#### TASK INSTRUCTIONS
Find the lines below holding the word "Encode" and copy each of them.

[Element data from apps and pages]
※ ※ ※

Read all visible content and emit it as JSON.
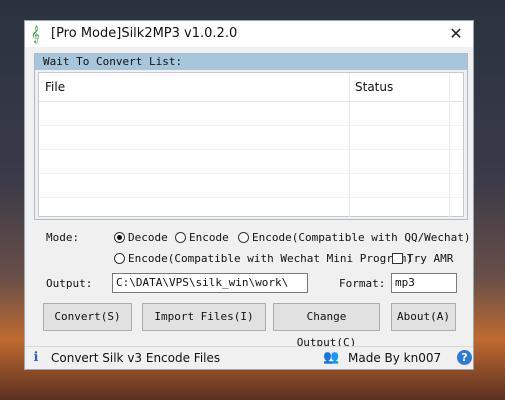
{
  "window": {
    "title": "[Pro Mode]Silk2MP3 v1.0.2.0",
    "close_symbol": "✕"
  },
  "list": {
    "header": "Wait To Convert List:",
    "columns": [
      "File",
      "Status"
    ]
  },
  "mode": {
    "label": "Mode:",
    "options": [
      {
        "label": "Decode",
        "checked": true
      },
      {
        "label": "Encode",
        "checked": false
      },
      {
        "label": "Encode(Compatible with QQ/Wechat)",
        "checked": false
      },
      {
        "label": "Encode(Compatible with Wechat Mini Program)",
        "checked": false
      }
    ],
    "try_amr": {
      "label": "Try AMR",
      "checked": false
    }
  },
  "output": {
    "label": "Output:",
    "value": "C:\\DATA\\VPS\\silk_win\\work\\"
  },
  "format": {
    "label": "Format:",
    "value": "mp3"
  },
  "buttons": {
    "convert": "Convert(S)",
    "import": "Import Files(I)",
    "change_output": "Change Output(C)",
    "about": "About(A)"
  },
  "statusbar": {
    "message": "Convert Silk v3 Encode Files",
    "author": "Made By kn007",
    "help_symbol": "?"
  }
}
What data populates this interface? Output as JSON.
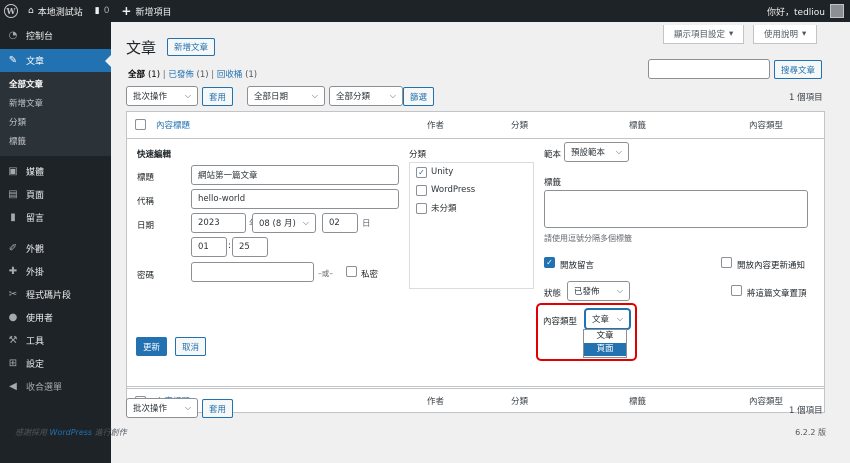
{
  "adminbar": {
    "site_name": "本地測試站",
    "comments_count": "0",
    "new_item": "新增項目",
    "greeting": "你好，tedliou"
  },
  "sidebar": {
    "items": [
      {
        "label": "控制台",
        "icon": "dashboard-icon"
      },
      {
        "label": "文章",
        "icon": "pin-icon"
      },
      {
        "label": "媒體",
        "icon": "media-icon"
      },
      {
        "label": "頁面",
        "icon": "page-icon"
      },
      {
        "label": "留言",
        "icon": "comment-icon"
      },
      {
        "label": "外觀",
        "icon": "brush-icon"
      },
      {
        "label": "外掛",
        "icon": "plugin-icon"
      },
      {
        "label": "程式碼片段",
        "icon": "scissors-icon"
      },
      {
        "label": "使用者",
        "icon": "user-icon"
      },
      {
        "label": "工具",
        "icon": "wrench-icon"
      },
      {
        "label": "設定",
        "icon": "settings-icon"
      },
      {
        "label": "收合選單",
        "icon": "collapse-icon"
      }
    ],
    "submenu": [
      "全部文章",
      "新增文章",
      "分類",
      "標籤"
    ]
  },
  "header": {
    "screen_options": "顯示項目設定",
    "help": "使用說明",
    "title": "文章",
    "add_new": "新增文章"
  },
  "filters": {
    "all": "全部",
    "all_count": "(1)",
    "published": "已發佈",
    "published_count": "(1)",
    "trash": "回收桶",
    "trash_count": "(1)",
    "search_button": "搜尋文章",
    "bulk_action": "批次操作",
    "apply": "套用",
    "all_dates": "全部日期",
    "all_categories": "全部分類",
    "filter": "篩選",
    "items_count": "1 個項目"
  },
  "table": {
    "columns": [
      "內容標題",
      "作者",
      "分類",
      "標籤",
      "內容類型"
    ]
  },
  "quick_edit": {
    "heading": "快速編輯",
    "title_label": "標題",
    "title_value": "網站第一篇文章",
    "slug_label": "代稱",
    "slug_value": "hello-world",
    "date_label": "日期",
    "year": "2023",
    "year_unit": "年",
    "month": "08 (8 月)",
    "day": "02",
    "day_unit": "日",
    "hour": "01",
    "minute": "25",
    "time_sep": ":",
    "password_label": "密碼",
    "or_text": "–或–",
    "private_label": "私密",
    "categories_label": "分類",
    "categories": [
      {
        "label": "Unity",
        "checked": true
      },
      {
        "label": "WordPress",
        "checked": false
      },
      {
        "label": "未分類",
        "checked": false
      }
    ],
    "template_label": "範本",
    "template_value": "預設範本",
    "tags_label": "標籤",
    "tags_hint": "請使用逗號分隔多個標籤",
    "allow_comments": "開放留言",
    "allow_pings": "開放內容更新通知",
    "status_label": "狀態",
    "status_value": "已發佈",
    "sticky_label": "將這篇文章置頂",
    "post_type_label": "內容類型",
    "post_type_value": "文章",
    "post_type_options": [
      "文章",
      "頁面"
    ],
    "update": "更新",
    "cancel": "取消"
  },
  "footer": {
    "thanks_pre": "感謝採用",
    "thanks_link": "WordPress",
    "thanks_post": "進行創作",
    "version": "6.2.2 版"
  },
  "colors": {
    "accent": "#2271b1",
    "admin_dark": "#1d2327",
    "highlight_red": "#e00000"
  }
}
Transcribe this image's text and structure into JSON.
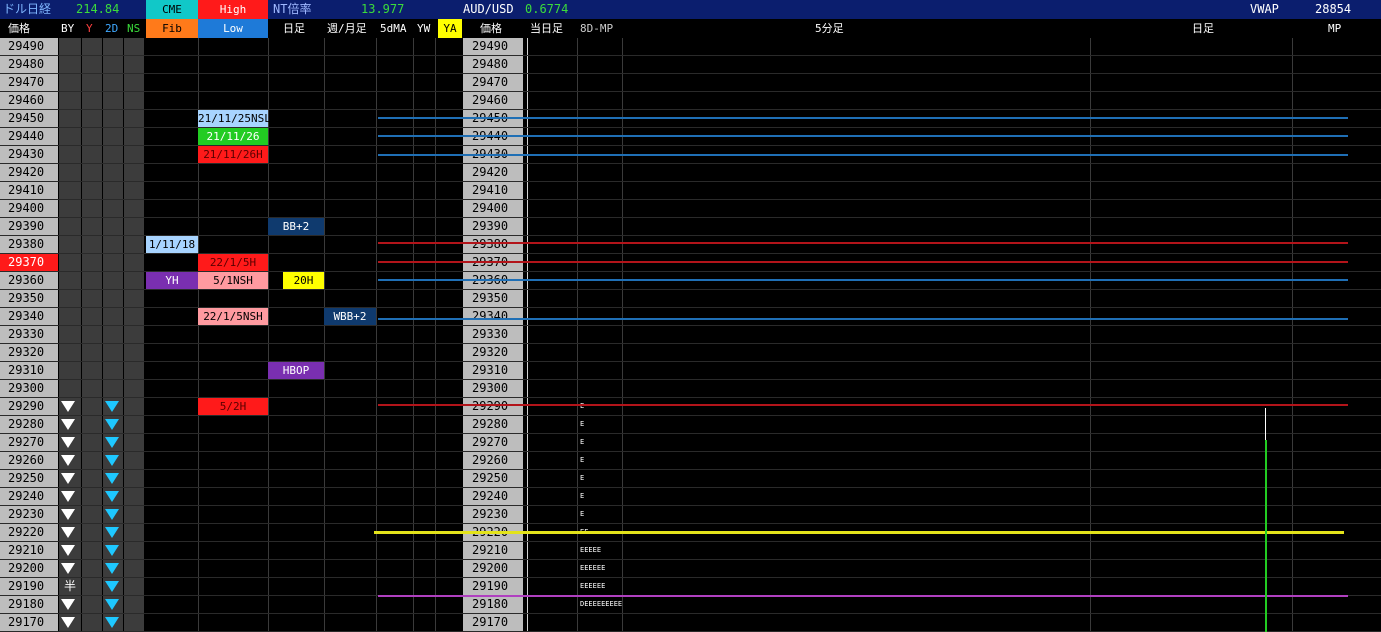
{
  "header": {
    "dollar_nikkei_label": "ドル日経",
    "dollar_nikkei_value": "214.84",
    "cme_label": "CME",
    "high_label": "High",
    "nt_label": "NT倍率",
    "nt_value": "13.977",
    "audusd_label": "AUD/USD",
    "audusd_value": "0.6774",
    "vwap_label": "VWAP",
    "vwap_value": "28854"
  },
  "subheader": {
    "price_label": "価格",
    "by": "BY",
    "y": "Y",
    "d2": "2D",
    "ns": "NS",
    "fib": "Fib",
    "low": "Low",
    "daily": "日足",
    "weekly_monthly": "週/月足",
    "ma5d": "5dMA",
    "yw": "YW",
    "ya": "YA",
    "price_label2": "価格",
    "today_daily": "当日足",
    "mp8d": "8D-MP",
    "min5": "5分足",
    "daily2": "日足",
    "mp": "MP"
  },
  "prices": [
    "29490",
    "29480",
    "29470",
    "29460",
    "29450",
    "29440",
    "29430",
    "29420",
    "29410",
    "29400",
    "29390",
    "29380",
    "29370",
    "29360",
    "29350",
    "29340",
    "29330",
    "29320",
    "29310",
    "29300",
    "29290",
    "29280",
    "29270",
    "29260",
    "29250",
    "29240",
    "29230",
    "29220",
    "29210",
    "29200",
    "29190",
    "29180",
    "29170"
  ],
  "highlight_price": "29370",
  "half_marker": "半",
  "tags": {
    "fib_1": "1/11/18",
    "fib_yh": "YH",
    "hl_a": "21/11/25NSL",
    "hl_b": "21/11/26",
    "hl_c": "21/11/26H",
    "hl_d": "22/1/5H",
    "hl_e": "5/1NSH",
    "hl_f": "22/1/5NSH",
    "hl_g": "5/2H",
    "d_bb": "BB+2",
    "d_20h": "20H",
    "d_hbop": "HBOP",
    "w_bb": "WBB+2"
  },
  "mp_rows": [
    "E",
    "E",
    "E",
    "E",
    "E",
    "E",
    "E",
    "EE",
    "EEEEE",
    "EEEEEE",
    "EEEEEE",
    "DEEEEEEEEE"
  ],
  "colors": {
    "header_bg": "#0b1e6e",
    "price_bg": "#bdbdbd",
    "highlight": "#ff1a1a",
    "blue_line": "#1f6fb5",
    "red_line": "#b3141a",
    "yellow_line": "#e3e31a",
    "magenta_line": "#b040c0",
    "green_bar": "#22cc22"
  }
}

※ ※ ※

#### THE ANSWER
        "label": "Encode",
        "label": "Encode(Compatible with QQ/Wechat)",
        "label": "Encode(Compatible with Wechat Mini Program)",
    "message": "Convert Silk v3 Encode Files",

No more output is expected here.